Friday, January 9, 2015

Hour of Code event teaches computer coding basics

Tuesday December 30, 2014 2:57 PM

Students throughout the Dublin City School District got to try their hand at coding and learned some of the basics of computer science, as part of a national Hour of Code initiative.

Dublin participated by having students complete a one-hour introductory course which was designed to take the mystery out of computer science and show that anybody can learn the basics.

During computer science education week, Dec. 8-14, More than 15 million students from 180 countries participated in the Hour of Code, according to the program's website.

Students in advanced-placement computer science classes participated by traveling to elementary schools and helping students learn coding.

About six Dublin Jerome High School students traveled Dec. 12 to Glacier Ridge Elementary School to teach coding to 25 Latchkey students in grades 1-5.

Dublin Scioto High School students went to Chapman Elementary School Dec. 13 to teach fifth-graders.

The elementary school students could select a project to work on, such as using Javascript to control a knight, build a pong game or animate their name.

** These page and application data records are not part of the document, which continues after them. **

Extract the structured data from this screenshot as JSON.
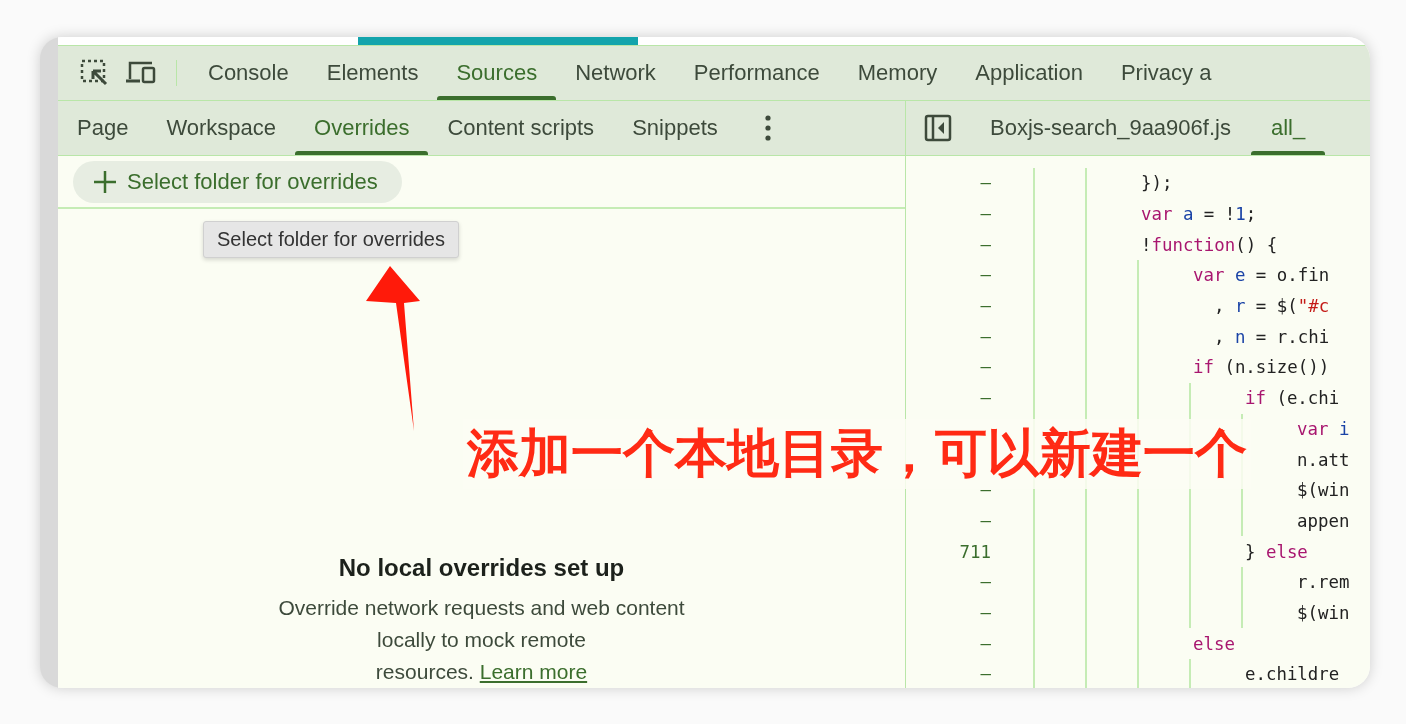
{
  "main_tabs": [
    {
      "label": "Console",
      "selected": false
    },
    {
      "label": "Elements",
      "selected": false
    },
    {
      "label": "Sources",
      "selected": true
    },
    {
      "label": "Network",
      "selected": false
    },
    {
      "label": "Performance",
      "selected": false
    },
    {
      "label": "Memory",
      "selected": false
    },
    {
      "label": "Application",
      "selected": false
    },
    {
      "label": "Privacy a",
      "selected": false
    }
  ],
  "navigator": {
    "tabs": [
      {
        "label": "Page",
        "selected": false
      },
      {
        "label": "Workspace",
        "selected": false
      },
      {
        "label": "Overrides",
        "selected": true
      },
      {
        "label": "Content scripts",
        "selected": false
      },
      {
        "label": "Snippets",
        "selected": false
      }
    ],
    "button": "Select folder for overrides",
    "tooltip": "Select folder for overrides",
    "empty_state": {
      "title": "No local overrides set up",
      "description_lines": [
        "Override network requests and web content",
        "locally to mock remote",
        "resources."
      ],
      "link": "Learn more"
    }
  },
  "editor": {
    "tabs": [
      {
        "label": "Boxjs-search_9aa906f.js",
        "selected": false
      },
      {
        "label": "all_",
        "selected": true
      }
    ],
    "lines": [
      {
        "number": "–",
        "tokens": [
          {
            "kind": "plain",
            "text": "});"
          }
        ]
      },
      {
        "number": "–",
        "tokens": [
          {
            "kind": "keyword",
            "text": "var"
          },
          {
            "kind": "variable",
            "text": " a"
          },
          {
            "kind": "plain",
            "text": " = !"
          },
          {
            "kind": "number",
            "text": "1"
          },
          {
            "kind": "plain",
            "text": ";"
          }
        ]
      },
      {
        "number": "–",
        "tokens": [
          {
            "kind": "plain",
            "text": "!"
          },
          {
            "kind": "keyword",
            "text": "function"
          },
          {
            "kind": "plain",
            "text": "() {"
          }
        ],
        "children": [
          {
            "number": "–",
            "tokens": [
              {
                "kind": "keyword",
                "text": "var"
              },
              {
                "kind": "variable",
                "text": " e"
              },
              {
                "kind": "plain",
                "text": " = o.fin"
              }
            ]
          },
          {
            "number": "–",
            "tokens": [
              {
                "kind": "plain",
                "text": "  , "
              },
              {
                "kind": "variable",
                "text": "r"
              },
              {
                "kind": "plain",
                "text": " = $("
              },
              {
                "kind": "string",
                "text": "\"#c"
              }
            ]
          },
          {
            "number": "–",
            "tokens": [
              {
                "kind": "plain",
                "text": "  , "
              },
              {
                "kind": "variable",
                "text": "n"
              },
              {
                "kind": "plain",
                "text": " = r.chi"
              }
            ]
          },
          {
            "number": "–",
            "tokens": [
              {
                "kind": "keyword",
                "text": "if"
              },
              {
                "kind": "plain",
                "text": " (n.size())"
              }
            ],
            "children": [
              {
                "number": "–",
                "tokens": [
                  {
                    "kind": "keyword",
                    "text": "if"
                  },
                  {
                    "kind": "plain",
                    "text": " (e.chi"
                  }
                ],
                "children": [
                  {
                    "tokens": [
                      {
                        "kind": "keyword",
                        "text": "var"
                      },
                      {
                        "kind": "variable",
                        "text": " i"
                      }
                    ]
                  },
                  {
                    "tokens": [
                      {
                        "kind": "plain",
                        "text": "n.att"
                      }
                    ]
                  },
                  {
                    "number": "–",
                    "tokens": [
                      {
                        "kind": "plain",
                        "text": "$(win"
                      }
                    ]
                  },
                  {
                    "number": "–",
                    "tokens": [
                      {
                        "kind": "plain",
                        "text": "appen"
                      }
                    ]
                  }
                ]
              },
              {
                "number": "711",
                "tokens": [
                  {
                    "kind": "plain",
                    "text": "} "
                  },
                  {
                    "kind": "keyword",
                    "text": "else"
                  }
                ],
                "children": [
                  {
                    "number": "–",
                    "tokens": [
                      {
                        "kind": "plain",
                        "text": "r.rem"
                      }
                    ]
                  },
                  {
                    "number": "–",
                    "tokens": [
                      {
                        "kind": "plain",
                        "text": "$(win"
                      }
                    ]
                  }
                ]
              }
            ]
          },
          {
            "number": "–",
            "tokens": [
              {
                "kind": "keyword",
                "text": "else"
              }
            ],
            "children": [
              {
                "number": "–",
                "tokens": [
                  {
                    "kind": "plain",
                    "text": "e.childre"
                  }
                ]
              }
            ]
          }
        ]
      }
    ]
  },
  "annotation": {
    "text": "添加一个本地目录，可以新建一个"
  }
}
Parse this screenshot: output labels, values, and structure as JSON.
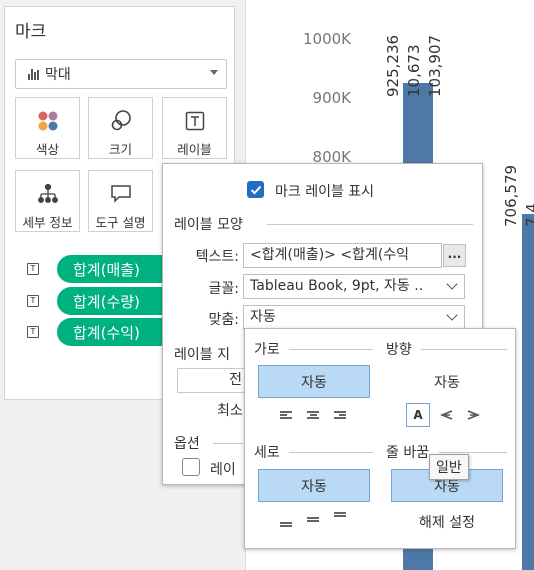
{
  "marks": {
    "title": "마크",
    "mark_type": "막대",
    "tiles": [
      {
        "label": "색상",
        "icon": "color-icon"
      },
      {
        "label": "크기",
        "icon": "size-icon"
      },
      {
        "label": "레이블",
        "icon": "label-icon"
      },
      {
        "label": "세부 정보",
        "icon": "detail-icon"
      },
      {
        "label": "도구 설명",
        "icon": "tooltip-icon"
      }
    ],
    "pills": [
      {
        "label": "합계(매출)",
        "type_icon": "T"
      },
      {
        "label": "합계(수량)",
        "type_icon": "T"
      },
      {
        "label": "합계(수익)",
        "type_icon": "T"
      }
    ]
  },
  "chart": {
    "bar_color": "#4e79a7",
    "axis_ticks": [
      "1000K",
      "900K",
      "800K"
    ],
    "bar1_labels": [
      "925,236",
      "10,673",
      "103,907"
    ],
    "bar2_labels": [
      "706,579",
      "7,4…"
    ]
  },
  "label_popup": {
    "show_labels": "마크 레이블 표시",
    "section_appearance": "레이블 모양",
    "text_label": "텍스트:",
    "text_value": "<합계(매출)> <합계(수익",
    "ellipsis": "...",
    "font_label": "글꼴:",
    "font_value": "Tableau Book, 9pt, 자동 ..",
    "align_label": "맞춤:",
    "align_value": "자동",
    "section_marks": "레이블 지",
    "partial_button": "전",
    "min_label": "최소",
    "section_options": "옵션",
    "option_checkbox": "레이",
    "accent": "#1f6ec1"
  },
  "align_popup": {
    "horizontal": "가로",
    "direction": "방향",
    "horizontal_auto": "자동",
    "direction_auto": "자동",
    "vertical": "세로",
    "wrap": "줄 바꿈",
    "vertical_auto": "자동",
    "wrap_auto": "자동",
    "unwrap": "해제 설정",
    "tooltip": "일반",
    "dir_letter": "A",
    "selected_color": "#b9d9f5"
  }
}
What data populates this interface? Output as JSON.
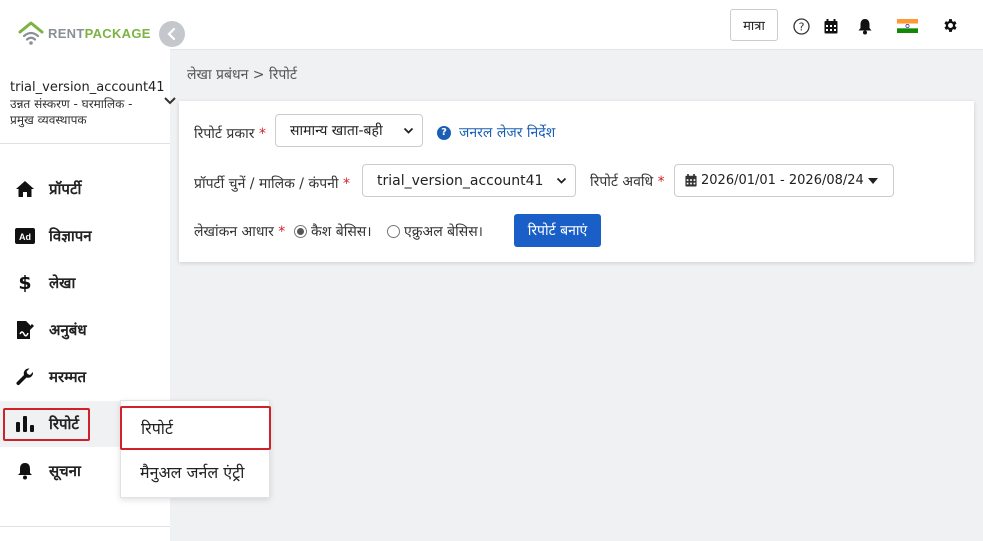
{
  "brand": {
    "part1": "RENT",
    "part2": "PACKAGE",
    "accent": "#7cb342"
  },
  "account": {
    "name": "trial_version_account41",
    "role": "उन्नत संस्करण - घरमालिक - प्रमुख व्यवस्थापक"
  },
  "sidebar": {
    "items": [
      {
        "label": "प्रॉपर्टी",
        "icon": "home-icon"
      },
      {
        "label": "विज्ञापन",
        "icon": "ad-icon"
      },
      {
        "label": "लेखा",
        "icon": "dollar-icon"
      },
      {
        "label": "अनुबंध",
        "icon": "contract-icon"
      },
      {
        "label": "मरम्मत",
        "icon": "wrench-icon"
      },
      {
        "label": "रिपोर्ट",
        "icon": "bar-chart-icon"
      },
      {
        "label": "सूचना",
        "icon": "bell-icon"
      }
    ]
  },
  "submenu": {
    "items": [
      {
        "label": "रिपोर्ट"
      },
      {
        "label": "मैनुअल जर्नल एंट्री"
      }
    ]
  },
  "topbar": {
    "qty_label": "मात्रा"
  },
  "breadcrumb": "लेखा प्रबंधन > रिपोर्ट",
  "form": {
    "report_type_label": "रिपोर्ट प्रकार",
    "report_type_value": "सामान्य खाता-बही",
    "help_link": "जनरल लेजर निर्देश",
    "property_label": "प्रॉपर्टी चुनें / मालिक / कंपनी",
    "property_value": "trial_version_account41",
    "period_label": "रिपोर्ट अवधि",
    "period_value": "2026/01/01 - 2026/08/24",
    "basis_label": "लेखांकन आधार",
    "basis_cash": "कैश बेसिस।",
    "basis_accrual": "एक्रुअल बेसिस।",
    "generate_button": "रिपोर्ट बनाएं",
    "required_mark": "*"
  },
  "colors": {
    "primary": "#1a5fc8",
    "danger": "#d0202a"
  }
}
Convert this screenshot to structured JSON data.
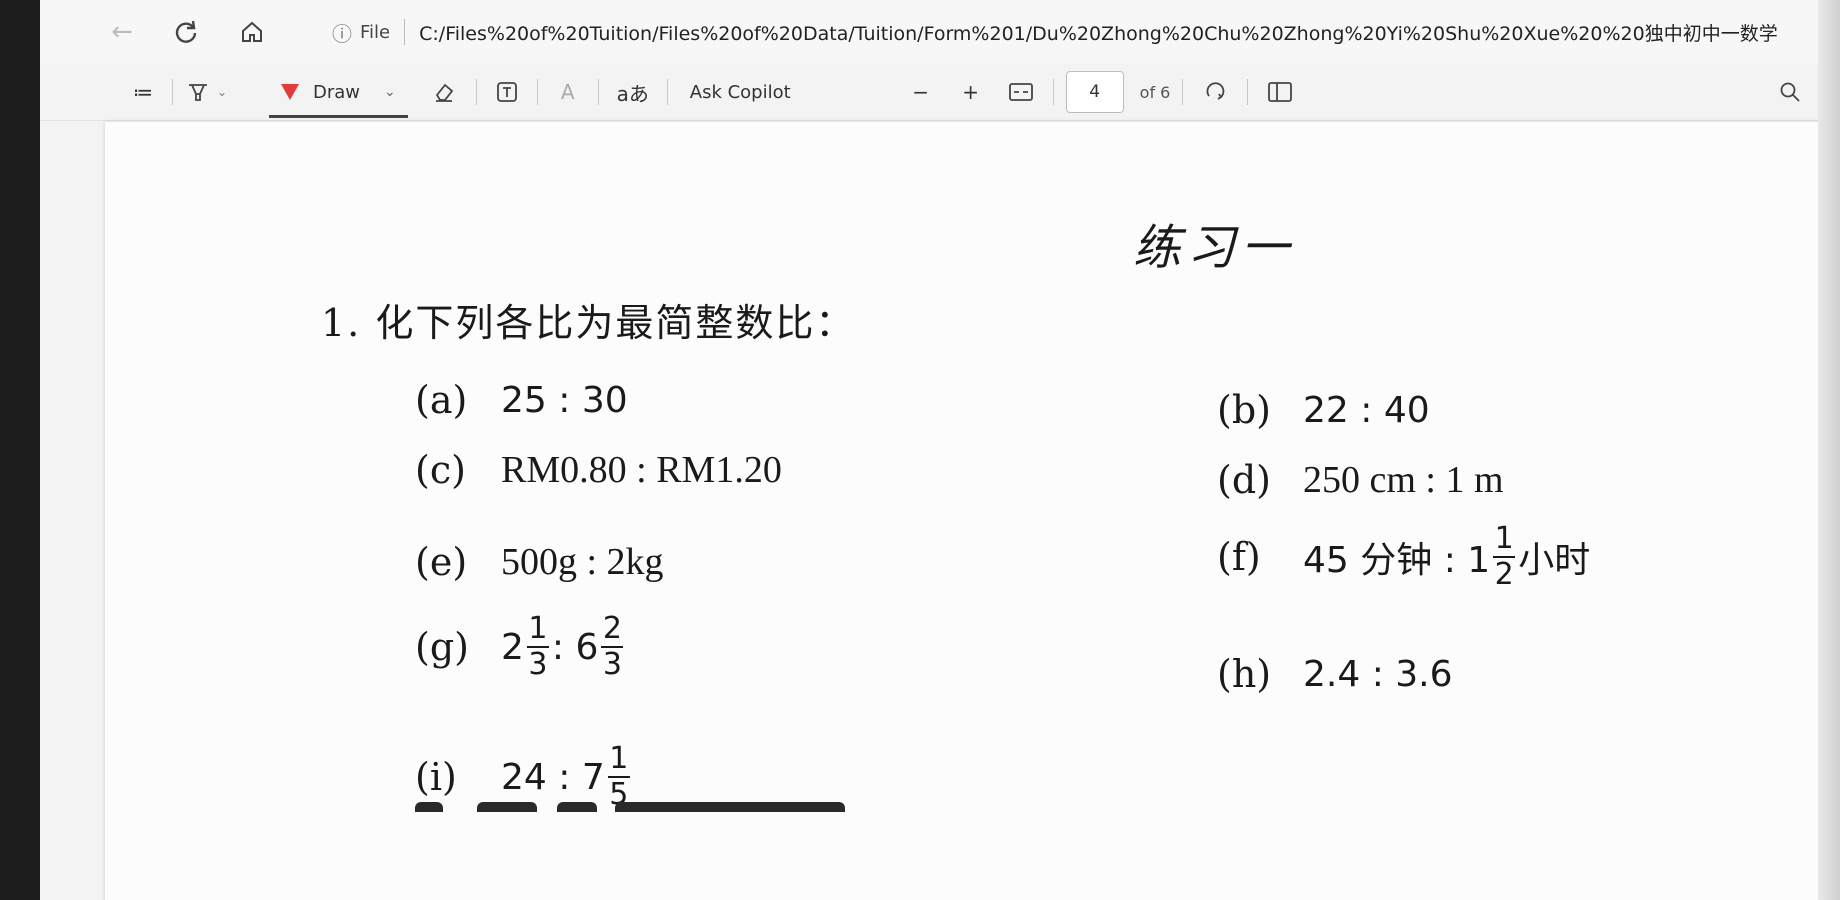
{
  "browser": {
    "file_label": "File",
    "url": "C:/Files%20of%20Tuition/Files%20of%20Data/Tuition/Form%201/Du%20Zhong%20Chu%20Zhong%20Yi%20Shu%20Xue%20%20独中初中一数学..."
  },
  "toolbar": {
    "draw_label": "Draw",
    "translate_label": "aあ",
    "copilot_label": "Ask Copilot",
    "zoom_out": "−",
    "zoom_in": "+",
    "page_current": "4",
    "page_total": "of 6",
    "text_tool": "A",
    "contents_icon": "≔"
  },
  "document": {
    "title": "练习一",
    "question": "1. 化下列各比为最简整数比：",
    "items": [
      {
        "label": "(a)",
        "expr": "25 : 30"
      },
      {
        "label": "(b)",
        "expr": "22 : 40"
      },
      {
        "label": "(c)",
        "expr": "RM0.80 : RM1.20"
      },
      {
        "label": "(d)",
        "expr": "250 cm : 1 m"
      },
      {
        "label": "(e)",
        "expr": "500g : 2kg"
      },
      {
        "label": "(f)",
        "pre": "45 分钟 : 1",
        "frac": {
          "n": "1",
          "d": "2"
        },
        "post": "小时"
      },
      {
        "label": "(g)",
        "w1": "2",
        "f1": {
          "n": "1",
          "d": "3"
        },
        "mid": " : 6",
        "f2": {
          "n": "2",
          "d": "3"
        }
      },
      {
        "label": "(h)",
        "expr": "2.4 : 3.6"
      },
      {
        "label": "(i)",
        "pre": "24 : 7",
        "frac": {
          "n": "1",
          "d": "5"
        }
      }
    ]
  }
}
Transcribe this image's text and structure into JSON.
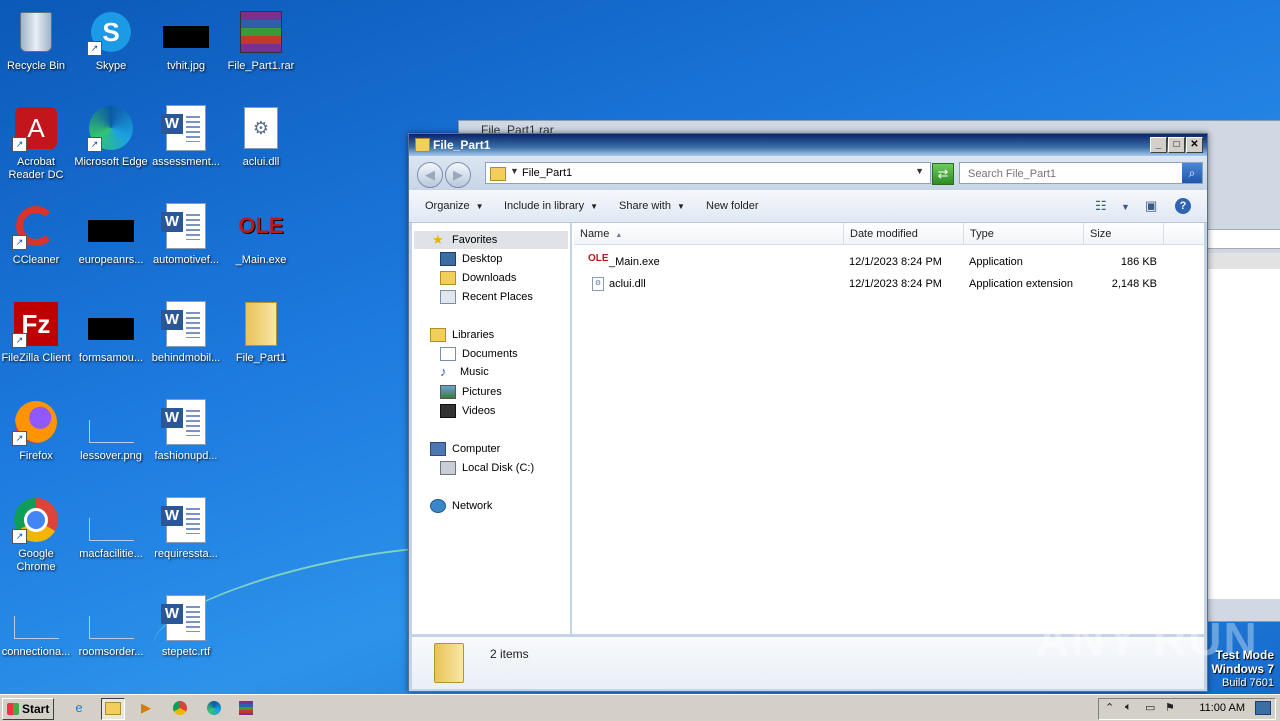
{
  "desktop": {
    "icons": [
      {
        "label": "Recycle Bin"
      },
      {
        "label": "Skype"
      },
      {
        "label": "tvhit.jpg"
      },
      {
        "label": "File_Part1.rar"
      },
      {
        "label": "Acrobat Reader DC"
      },
      {
        "label": "Microsoft Edge"
      },
      {
        "label": "assessment..."
      },
      {
        "label": "aclui.dll"
      },
      {
        "label": "CCleaner"
      },
      {
        "label": "europeanrs..."
      },
      {
        "label": "automotivef..."
      },
      {
        "label": "_Main.exe"
      },
      {
        "label": "FileZilla Client"
      },
      {
        "label": "formsamou..."
      },
      {
        "label": "behindmobil..."
      },
      {
        "label": "File_Part1"
      },
      {
        "label": "Firefox"
      },
      {
        "label": "lessover.png"
      },
      {
        "label": "fashionupd..."
      },
      {
        "label": "Google Chrome"
      },
      {
        "label": "macfacilitie..."
      },
      {
        "label": "requiressta..."
      },
      {
        "label": "connectiona..."
      },
      {
        "label": "roomsorder..."
      },
      {
        "label": "stepetc.rtf"
      }
    ]
  },
  "bg_window": {
    "title": "File_Part1.rar"
  },
  "explorer": {
    "title": "File_Part1",
    "address": {
      "path": "File_Part1"
    },
    "search": {
      "placeholder": "Search File_Part1"
    },
    "toolbar": {
      "organize": "Organize",
      "include_in_library": "Include in library",
      "share_with": "Share with",
      "new_folder": "New folder"
    },
    "nav": {
      "favorites": "Favorites",
      "desktop": "Desktop",
      "downloads": "Downloads",
      "recent_places": "Recent Places",
      "libraries": "Libraries",
      "documents": "Documents",
      "music": "Music",
      "pictures": "Pictures",
      "videos": "Videos",
      "computer": "Computer",
      "local_disk": "Local Disk (C:)",
      "network": "Network"
    },
    "columns": {
      "name": "Name",
      "date": "Date modified",
      "type": "Type",
      "size": "Size"
    },
    "files": [
      {
        "name": "_Main.exe",
        "date": "12/1/2023 8:24 PM",
        "type": "Application",
        "size": "186 KB"
      },
      {
        "name": "aclui.dll",
        "date": "12/1/2023 8:24 PM",
        "type": "Application extension",
        "size": "2,148 KB"
      }
    ],
    "details": {
      "count": "2 items"
    }
  },
  "watermark": {
    "text": "ANY RUN"
  },
  "testmode": {
    "line1": "Test Mode",
    "line2": "Windows 7",
    "line3": "Build 7601"
  },
  "taskbar": {
    "start": "Start",
    "clock": "11:00 AM"
  }
}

Kimberly Clavin, manager of Science, Technology, Engineering and Math initiatives for the Dublin district, said it was interesting to see what the elementary school children were able to build.

Clavin said students went beyond building simple games and started doing more advanced coding.
Some students were able to make an interactive holiday card, with moving characters, that they could send to family members.

"A lot of people don't realize that there is a mix of art and computer science in coding," Clavin said.
"When the students do it for the first time, they realize, 'hey this is pretty cool,' " she said.
Clavin said having the high school students teach the elementary school students benefited everyone.
"The high-schoolers learn by teaching and the elementary school students tend to take to the high school students more than adults," she said.

"It's a pretty neat pipeline for students of all ages to get involved in coding and computer science."
This kind of "learning by teaching" is important to Anne Fuller, a computer science teacher at both Scioto and Jerome.

"I thought my AP students needed something more and so I suggested the idea to them and they were very excited and enthusiastic," Fuller said.

She said high school students now want to continue helping the elementary school students and she is planning on how they can do that in the second semester.

"We hope to encourage all the students to explore the world of computer science through the use of Scratch and other programs to promote learning," she said.

Rhonda Luetje, a Dublin technology support teacher, took the lead on this year's Hour of Code.
For Hour of Code's sophomore year in Dublin, Luetje worked to make it easier for teachers to incorporate into their classrooms.

She created a website that housed engaging computer science activities that students could do as a warm-up, during the Hour of Code, or as extension activities.

Luetje said she was very impressed by the authentic learning and deep engagement that took place.
"They just blew me away," she said.

"When they were solving difficult puzzles, they didn't give up. They would work together and ask each other, 'Hey, what are you doing?' to try and figure it out," she said.

The Scioto Math Club also stayed after school on Mondays and Wednesdays to share with other students various computer programming resources and teach basics.

Other school districts such as Hilliard, Pickerington, Worthington and Bexley participated in the Hour of Code.

Even though the Hour of Code is over, teachers are still excited about it and are continuing it in some of their classrooms, Clavin said.

The Hour of Code makes it easy for teachers to incorporate coding into the curriculum by offering free lesson plans and ideas.